Entries from a dataset of interfaces:
%%

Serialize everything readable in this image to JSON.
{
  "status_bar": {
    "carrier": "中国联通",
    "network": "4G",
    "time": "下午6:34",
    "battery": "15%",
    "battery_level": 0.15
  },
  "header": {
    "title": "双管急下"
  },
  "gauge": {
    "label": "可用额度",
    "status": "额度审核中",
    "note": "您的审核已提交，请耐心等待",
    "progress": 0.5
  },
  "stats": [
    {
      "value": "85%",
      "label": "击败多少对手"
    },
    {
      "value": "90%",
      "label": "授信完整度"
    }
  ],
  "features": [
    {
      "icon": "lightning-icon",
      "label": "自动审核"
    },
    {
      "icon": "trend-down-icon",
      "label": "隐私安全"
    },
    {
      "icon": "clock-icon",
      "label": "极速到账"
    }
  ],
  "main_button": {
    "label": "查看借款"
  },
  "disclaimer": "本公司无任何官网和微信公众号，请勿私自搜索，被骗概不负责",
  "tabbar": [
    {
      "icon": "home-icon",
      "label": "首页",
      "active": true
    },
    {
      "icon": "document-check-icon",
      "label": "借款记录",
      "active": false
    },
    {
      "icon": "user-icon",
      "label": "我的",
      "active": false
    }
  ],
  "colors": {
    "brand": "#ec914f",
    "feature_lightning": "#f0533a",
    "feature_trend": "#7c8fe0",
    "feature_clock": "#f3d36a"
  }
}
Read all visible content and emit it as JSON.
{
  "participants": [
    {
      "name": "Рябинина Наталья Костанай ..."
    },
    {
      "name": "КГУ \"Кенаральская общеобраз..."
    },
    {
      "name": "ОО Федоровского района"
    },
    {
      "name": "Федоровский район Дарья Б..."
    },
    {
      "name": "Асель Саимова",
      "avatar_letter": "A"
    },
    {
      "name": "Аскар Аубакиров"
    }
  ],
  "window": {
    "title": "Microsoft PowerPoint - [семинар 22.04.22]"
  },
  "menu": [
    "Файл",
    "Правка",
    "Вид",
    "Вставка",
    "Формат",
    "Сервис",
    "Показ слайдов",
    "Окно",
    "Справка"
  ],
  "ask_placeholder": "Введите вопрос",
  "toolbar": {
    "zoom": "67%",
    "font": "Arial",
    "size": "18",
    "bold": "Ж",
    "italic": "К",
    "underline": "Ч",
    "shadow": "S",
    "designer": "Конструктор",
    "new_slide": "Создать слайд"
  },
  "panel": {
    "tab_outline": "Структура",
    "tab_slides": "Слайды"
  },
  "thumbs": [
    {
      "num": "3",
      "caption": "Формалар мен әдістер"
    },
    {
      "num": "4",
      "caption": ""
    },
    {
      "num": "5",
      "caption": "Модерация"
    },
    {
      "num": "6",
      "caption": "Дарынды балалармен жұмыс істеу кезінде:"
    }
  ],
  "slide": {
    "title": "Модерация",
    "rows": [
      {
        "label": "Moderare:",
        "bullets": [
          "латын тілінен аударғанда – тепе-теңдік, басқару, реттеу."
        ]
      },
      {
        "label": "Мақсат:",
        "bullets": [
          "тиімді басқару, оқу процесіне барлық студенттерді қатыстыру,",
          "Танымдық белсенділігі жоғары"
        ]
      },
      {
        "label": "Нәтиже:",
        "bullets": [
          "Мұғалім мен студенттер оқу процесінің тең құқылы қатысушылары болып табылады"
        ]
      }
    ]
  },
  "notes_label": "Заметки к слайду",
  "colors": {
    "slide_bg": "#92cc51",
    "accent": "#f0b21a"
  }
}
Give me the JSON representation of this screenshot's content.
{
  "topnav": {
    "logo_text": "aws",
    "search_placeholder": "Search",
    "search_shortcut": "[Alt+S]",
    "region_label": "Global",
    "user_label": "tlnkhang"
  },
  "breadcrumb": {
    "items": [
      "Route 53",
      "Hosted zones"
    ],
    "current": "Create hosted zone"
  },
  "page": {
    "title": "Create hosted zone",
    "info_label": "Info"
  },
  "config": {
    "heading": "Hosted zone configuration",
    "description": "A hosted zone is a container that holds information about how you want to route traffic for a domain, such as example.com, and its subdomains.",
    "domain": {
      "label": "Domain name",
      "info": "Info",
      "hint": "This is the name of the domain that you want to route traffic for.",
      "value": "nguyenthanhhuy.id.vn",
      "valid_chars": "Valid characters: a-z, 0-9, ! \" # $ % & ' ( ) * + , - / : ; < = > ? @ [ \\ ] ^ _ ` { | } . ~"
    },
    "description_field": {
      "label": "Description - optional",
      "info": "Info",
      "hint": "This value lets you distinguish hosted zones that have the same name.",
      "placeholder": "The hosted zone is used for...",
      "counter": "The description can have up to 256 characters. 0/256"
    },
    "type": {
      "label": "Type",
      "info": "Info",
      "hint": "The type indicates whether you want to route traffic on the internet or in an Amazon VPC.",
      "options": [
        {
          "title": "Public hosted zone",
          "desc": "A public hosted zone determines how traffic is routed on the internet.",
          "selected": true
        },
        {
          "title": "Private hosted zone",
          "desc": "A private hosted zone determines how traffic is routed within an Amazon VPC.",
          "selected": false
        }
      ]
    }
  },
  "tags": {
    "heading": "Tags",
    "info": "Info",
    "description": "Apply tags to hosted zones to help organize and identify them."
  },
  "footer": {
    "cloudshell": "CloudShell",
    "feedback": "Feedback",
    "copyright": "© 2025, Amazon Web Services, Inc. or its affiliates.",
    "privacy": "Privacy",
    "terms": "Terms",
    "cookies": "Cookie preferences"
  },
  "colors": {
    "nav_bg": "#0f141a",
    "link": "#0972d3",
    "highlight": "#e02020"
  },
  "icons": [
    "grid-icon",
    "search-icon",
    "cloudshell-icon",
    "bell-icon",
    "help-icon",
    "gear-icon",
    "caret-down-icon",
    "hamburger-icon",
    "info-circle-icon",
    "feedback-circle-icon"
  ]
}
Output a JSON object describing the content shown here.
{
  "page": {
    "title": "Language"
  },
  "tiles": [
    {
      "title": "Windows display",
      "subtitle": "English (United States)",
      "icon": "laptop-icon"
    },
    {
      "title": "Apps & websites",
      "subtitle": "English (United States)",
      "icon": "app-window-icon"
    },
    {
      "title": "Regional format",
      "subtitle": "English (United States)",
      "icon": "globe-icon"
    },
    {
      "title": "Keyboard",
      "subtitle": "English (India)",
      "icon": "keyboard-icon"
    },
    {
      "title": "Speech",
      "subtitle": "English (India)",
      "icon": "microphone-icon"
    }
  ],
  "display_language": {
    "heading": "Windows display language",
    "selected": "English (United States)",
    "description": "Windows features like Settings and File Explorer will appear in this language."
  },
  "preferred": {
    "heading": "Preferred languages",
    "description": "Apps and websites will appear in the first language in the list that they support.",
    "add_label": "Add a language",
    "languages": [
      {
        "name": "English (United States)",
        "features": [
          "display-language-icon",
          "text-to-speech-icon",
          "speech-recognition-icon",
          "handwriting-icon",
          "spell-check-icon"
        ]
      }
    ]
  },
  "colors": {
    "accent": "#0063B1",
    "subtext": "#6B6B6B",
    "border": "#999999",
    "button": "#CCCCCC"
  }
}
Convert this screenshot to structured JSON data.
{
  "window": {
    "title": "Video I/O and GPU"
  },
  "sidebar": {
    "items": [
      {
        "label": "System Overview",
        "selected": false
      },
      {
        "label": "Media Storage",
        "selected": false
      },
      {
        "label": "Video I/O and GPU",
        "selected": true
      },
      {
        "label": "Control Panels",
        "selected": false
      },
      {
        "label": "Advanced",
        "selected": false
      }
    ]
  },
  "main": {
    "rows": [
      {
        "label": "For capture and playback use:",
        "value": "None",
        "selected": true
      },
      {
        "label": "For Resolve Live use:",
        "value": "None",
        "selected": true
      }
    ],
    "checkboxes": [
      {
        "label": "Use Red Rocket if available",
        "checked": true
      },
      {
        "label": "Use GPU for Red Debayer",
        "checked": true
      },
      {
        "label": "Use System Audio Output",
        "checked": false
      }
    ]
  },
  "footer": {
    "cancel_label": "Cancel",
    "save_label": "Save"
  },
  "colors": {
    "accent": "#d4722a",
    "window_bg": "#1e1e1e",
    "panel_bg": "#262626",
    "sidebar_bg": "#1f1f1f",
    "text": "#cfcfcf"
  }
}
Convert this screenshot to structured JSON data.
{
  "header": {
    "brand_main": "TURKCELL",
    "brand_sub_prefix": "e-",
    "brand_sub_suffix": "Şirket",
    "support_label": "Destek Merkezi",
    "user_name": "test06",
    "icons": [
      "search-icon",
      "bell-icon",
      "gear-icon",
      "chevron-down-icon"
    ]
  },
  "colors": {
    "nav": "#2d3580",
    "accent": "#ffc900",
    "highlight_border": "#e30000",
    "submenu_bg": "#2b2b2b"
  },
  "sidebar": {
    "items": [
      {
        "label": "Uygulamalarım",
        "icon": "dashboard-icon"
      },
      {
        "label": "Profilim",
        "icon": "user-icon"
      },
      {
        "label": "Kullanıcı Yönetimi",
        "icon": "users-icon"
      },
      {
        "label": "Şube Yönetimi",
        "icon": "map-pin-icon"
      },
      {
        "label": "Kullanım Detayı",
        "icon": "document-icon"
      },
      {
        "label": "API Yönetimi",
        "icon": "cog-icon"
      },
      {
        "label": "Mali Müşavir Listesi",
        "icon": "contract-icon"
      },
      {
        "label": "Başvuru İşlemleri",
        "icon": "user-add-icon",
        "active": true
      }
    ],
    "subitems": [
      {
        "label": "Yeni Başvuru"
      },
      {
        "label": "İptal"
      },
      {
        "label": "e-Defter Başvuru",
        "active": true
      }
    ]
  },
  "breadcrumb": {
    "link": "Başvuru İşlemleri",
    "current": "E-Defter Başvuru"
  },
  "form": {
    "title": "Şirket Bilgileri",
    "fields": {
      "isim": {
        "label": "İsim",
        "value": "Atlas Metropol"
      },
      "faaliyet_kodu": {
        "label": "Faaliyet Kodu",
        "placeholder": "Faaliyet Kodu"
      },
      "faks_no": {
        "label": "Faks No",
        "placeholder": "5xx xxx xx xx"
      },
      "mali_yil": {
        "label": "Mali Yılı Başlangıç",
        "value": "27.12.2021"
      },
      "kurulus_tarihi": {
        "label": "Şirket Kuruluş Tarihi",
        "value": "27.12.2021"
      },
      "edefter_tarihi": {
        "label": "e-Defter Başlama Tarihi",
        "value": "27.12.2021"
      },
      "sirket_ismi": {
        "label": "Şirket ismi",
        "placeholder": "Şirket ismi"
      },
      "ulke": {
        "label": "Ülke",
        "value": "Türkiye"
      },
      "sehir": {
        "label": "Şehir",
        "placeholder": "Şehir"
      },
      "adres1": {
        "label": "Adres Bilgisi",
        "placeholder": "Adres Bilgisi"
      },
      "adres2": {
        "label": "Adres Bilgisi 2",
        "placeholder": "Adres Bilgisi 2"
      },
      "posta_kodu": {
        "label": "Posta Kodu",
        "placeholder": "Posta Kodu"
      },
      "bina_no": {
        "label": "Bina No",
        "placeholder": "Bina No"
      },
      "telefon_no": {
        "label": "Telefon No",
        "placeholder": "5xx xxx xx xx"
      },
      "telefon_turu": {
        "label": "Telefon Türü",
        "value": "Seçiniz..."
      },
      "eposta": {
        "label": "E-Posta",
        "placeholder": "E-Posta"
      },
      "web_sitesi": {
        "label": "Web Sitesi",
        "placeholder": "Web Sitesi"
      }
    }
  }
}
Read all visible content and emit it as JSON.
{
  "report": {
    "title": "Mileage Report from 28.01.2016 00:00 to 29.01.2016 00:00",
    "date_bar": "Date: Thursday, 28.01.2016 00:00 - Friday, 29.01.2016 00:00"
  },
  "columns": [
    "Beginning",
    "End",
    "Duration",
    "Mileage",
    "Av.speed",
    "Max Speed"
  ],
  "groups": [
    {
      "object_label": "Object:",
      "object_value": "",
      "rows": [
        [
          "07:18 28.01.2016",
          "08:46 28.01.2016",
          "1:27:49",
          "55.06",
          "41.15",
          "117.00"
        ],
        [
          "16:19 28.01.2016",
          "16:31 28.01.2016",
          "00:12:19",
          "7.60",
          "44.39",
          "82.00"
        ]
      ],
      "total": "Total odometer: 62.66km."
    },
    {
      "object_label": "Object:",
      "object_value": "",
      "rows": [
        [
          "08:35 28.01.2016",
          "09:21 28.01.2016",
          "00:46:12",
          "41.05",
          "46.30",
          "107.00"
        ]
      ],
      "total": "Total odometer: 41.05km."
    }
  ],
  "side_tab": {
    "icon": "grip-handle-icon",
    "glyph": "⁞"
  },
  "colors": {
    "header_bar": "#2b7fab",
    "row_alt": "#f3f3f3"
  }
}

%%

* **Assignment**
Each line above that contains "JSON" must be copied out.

* **Solution to this exercise**
Serialize everything readable in this image to JSON.
Read all visible content and emit it as JSON.
Give me the JSON representation of this screenshot's content.
Output a JSON object describing the content shown here.
Convert this screenshot to structured JSON data.
Convert this screenshot to structured JSON data.
Read all visible content and emit it as JSON.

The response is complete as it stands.